The ACA increases Recovery Audit Contractor7 audits of providers under Medicaid state plans and expands the Medicare Part D and Medicare Advantage programs. As RAs receive payment based on the amount of improper payments they identify, they recently have been scrutinized for using “bounty hunter” techniques that have prompted congressional oversight hearings. Moreover, Medicaid RAs indirectly came under fire within the last few weeks after a U.S. Government Accountability Office (GAO) report found that Medicaid integrity contractors have been paid $100 million over the last five years but recovered just $20 million in improper payments. In response to congressional outrage expressed at hearings on the GAO report conducted by the Senate Homeland Security and Governmental Affairs Subcommittee, CMS officials have indicated that the agency would not renew contracts with some integrity contractors and that other contractors would be reassigned.
Notwithstanding recent industry and congressional criticism of RAs, these organizations continue to perform audits and make program integrity and fraud referrals to law enforcement.

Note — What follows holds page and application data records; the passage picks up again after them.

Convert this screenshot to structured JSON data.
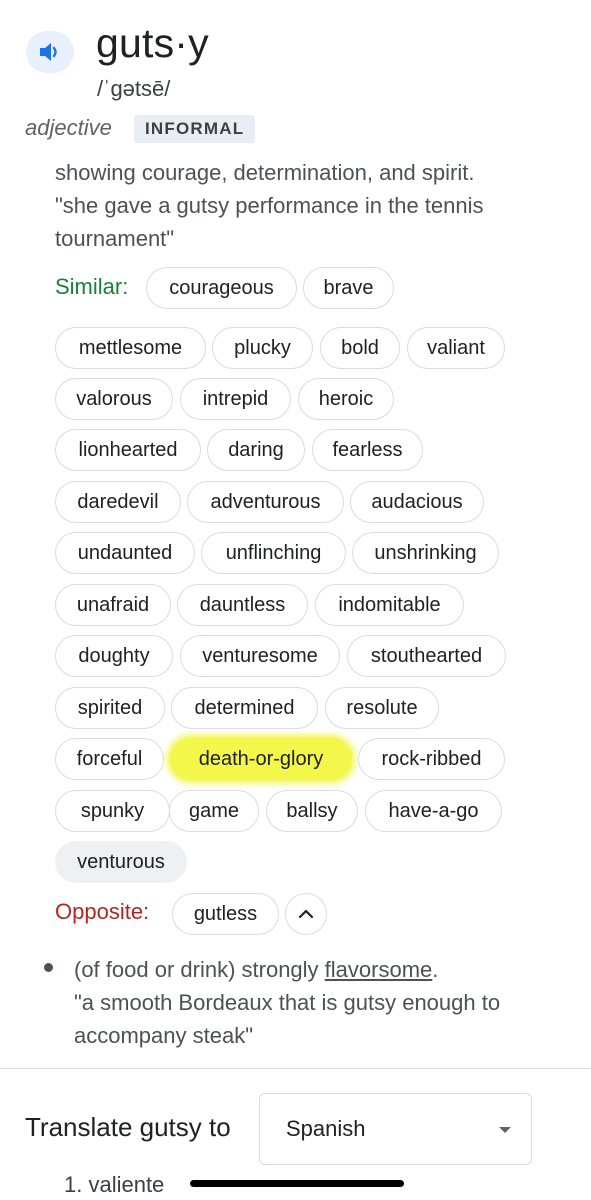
{
  "entry": {
    "word": "guts·y",
    "pronunciation": "/ˈɡətsē/",
    "part_of_speech": "adjective",
    "register": "INFORMAL",
    "speaker_icon": "speaker-icon"
  },
  "sense1": {
    "definition": "showing courage, determination, and spirit.",
    "example": "\"she gave a gutsy performance in the tennis tournament\""
  },
  "similar": {
    "label": "Similar:",
    "words": [
      "courageous",
      "brave",
      "mettlesome",
      "plucky",
      "bold",
      "valiant",
      "valorous",
      "intrepid",
      "heroic",
      "lionhearted",
      "daring",
      "fearless",
      "daredevil",
      "adventurous",
      "audacious",
      "undaunted",
      "unflinching",
      "unshrinking",
      "unafraid",
      "dauntless",
      "indomitable",
      "doughty",
      "venturesome",
      "stouthearted",
      "spirited",
      "determined",
      "resolute",
      "forceful",
      "death-or-glory",
      "rock-ribbed",
      "spunky",
      "game",
      "ballsy",
      "have-a-go",
      "venturous"
    ],
    "highlighted": "death-or-glory",
    "highlight_color": "#f2f74a"
  },
  "opposite": {
    "label": "Opposite:",
    "words": [
      "gutless"
    ],
    "expand_icon": "chevron-up-icon"
  },
  "sense2": {
    "prefix": "(of food or drink) strongly ",
    "link": "flavorsome",
    "suffix": ".",
    "example": "\"a smooth Bordeaux that is gutsy enough to accompany steak\""
  },
  "translate": {
    "label": "Translate gutsy to",
    "language": "Spanish",
    "results": [
      "1. valiente"
    ]
  },
  "colors": {
    "similar_label": "#188038",
    "opposite_label": "#b3261e",
    "speaker_accent": "#1a73e8"
  }
}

Therefore, it is necessary to structure audit responses to RAs with the same degree of diligence as a direct government request, including documenting interactions with RAs’ representatives.
Mandatory Compliance Programs
The ACA mandates that a broad range of providers, suppliers, and physicians adopt compliance programs as a condition of enrollment. Failure to implement certain core compliance program features may create additional opportunities for regulatory and law enforcement scrutiny, as well as potential FCA liability for failure to prevent or identify improper federal healthcare program claims and payments.8 The existence or lack of robust provider compliance program controls, when combined with the expansion of the FCA and AKS noted above, will likely be the subject of enhanced focus in fraud and abuse investigations and prosecutions.
The ACA’s compliance program mandates are divided into two categories—nursing facilities and all other providers/suppliers. The nursing facility compliance program provisions in the ACA are much more detailed and contain an implementation time line that required the Secretary of the U.S. Department of Health and Human Services (HHS), in coordination with the Office of the Inspector General, to issue regulations for “an effective compliance program” by March 23, 2012, a statutory deadline that HHS did not meet. Without the specificity expected in implementing compliance rules, it will be challenging for skilled and other nursing facilities to meet their statutory obligations to have “in operation” compliance and ethics programs that meet the ACA’s criteria by March 23, 2013. The requirements as to other providers and suppliers are largely undefined, and there is no specific implementation time line for the development or implementation of these compliance programs. Instead, Congress has left the establishment of core compliance program elements and implementation deadlines to the discretion of HHS, something that HHS also has yet to address.